Excerpts from a dataset
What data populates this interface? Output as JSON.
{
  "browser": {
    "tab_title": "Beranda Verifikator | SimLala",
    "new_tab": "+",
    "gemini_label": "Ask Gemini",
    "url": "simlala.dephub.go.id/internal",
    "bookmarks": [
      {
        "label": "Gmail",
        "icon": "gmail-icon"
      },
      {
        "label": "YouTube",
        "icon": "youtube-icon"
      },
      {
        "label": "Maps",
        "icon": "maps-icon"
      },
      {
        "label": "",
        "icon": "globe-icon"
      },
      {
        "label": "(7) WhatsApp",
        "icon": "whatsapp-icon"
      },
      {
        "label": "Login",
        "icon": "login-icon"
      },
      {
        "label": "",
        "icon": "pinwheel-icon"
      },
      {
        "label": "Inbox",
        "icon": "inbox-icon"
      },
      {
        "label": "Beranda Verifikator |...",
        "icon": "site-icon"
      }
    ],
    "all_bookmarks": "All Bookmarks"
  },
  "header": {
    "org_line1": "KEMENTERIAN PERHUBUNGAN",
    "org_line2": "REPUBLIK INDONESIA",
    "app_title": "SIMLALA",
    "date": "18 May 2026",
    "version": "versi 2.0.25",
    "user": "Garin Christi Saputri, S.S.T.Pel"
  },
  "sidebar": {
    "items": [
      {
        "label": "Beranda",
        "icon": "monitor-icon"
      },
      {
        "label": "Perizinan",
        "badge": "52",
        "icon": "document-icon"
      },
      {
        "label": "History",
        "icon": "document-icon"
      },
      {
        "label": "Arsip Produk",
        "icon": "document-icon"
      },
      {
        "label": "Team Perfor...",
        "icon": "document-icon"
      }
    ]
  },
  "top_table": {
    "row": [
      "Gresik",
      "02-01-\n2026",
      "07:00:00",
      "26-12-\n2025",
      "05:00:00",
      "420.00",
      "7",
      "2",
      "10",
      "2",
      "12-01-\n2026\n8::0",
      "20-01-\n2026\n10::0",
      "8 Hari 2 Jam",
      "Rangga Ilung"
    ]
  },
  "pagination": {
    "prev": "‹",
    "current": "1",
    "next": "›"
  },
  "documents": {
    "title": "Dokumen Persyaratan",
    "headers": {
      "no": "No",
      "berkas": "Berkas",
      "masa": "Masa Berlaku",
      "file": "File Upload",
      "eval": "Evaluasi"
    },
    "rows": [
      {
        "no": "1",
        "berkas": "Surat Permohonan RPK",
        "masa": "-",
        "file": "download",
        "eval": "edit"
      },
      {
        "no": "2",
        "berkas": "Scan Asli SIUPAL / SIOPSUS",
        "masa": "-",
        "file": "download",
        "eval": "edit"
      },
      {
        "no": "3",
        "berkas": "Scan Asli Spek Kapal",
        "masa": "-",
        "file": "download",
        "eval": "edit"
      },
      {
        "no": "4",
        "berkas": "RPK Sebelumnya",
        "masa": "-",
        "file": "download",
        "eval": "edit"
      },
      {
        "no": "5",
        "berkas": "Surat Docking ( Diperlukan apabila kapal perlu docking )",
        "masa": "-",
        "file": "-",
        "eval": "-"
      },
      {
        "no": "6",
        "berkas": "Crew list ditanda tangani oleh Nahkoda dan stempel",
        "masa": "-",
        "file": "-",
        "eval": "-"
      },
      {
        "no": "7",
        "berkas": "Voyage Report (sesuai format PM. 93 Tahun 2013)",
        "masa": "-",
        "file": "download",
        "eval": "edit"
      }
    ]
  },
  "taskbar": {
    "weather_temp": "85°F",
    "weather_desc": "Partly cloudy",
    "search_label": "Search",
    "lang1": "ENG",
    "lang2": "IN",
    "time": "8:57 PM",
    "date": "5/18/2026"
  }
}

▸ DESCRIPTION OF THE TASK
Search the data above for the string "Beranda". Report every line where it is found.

▸ ANSWER BOX
    "tab_title": "Beranda Verifikator | SimLala",
        "label": "Beranda Verifikator |...",
        "label": "Beranda",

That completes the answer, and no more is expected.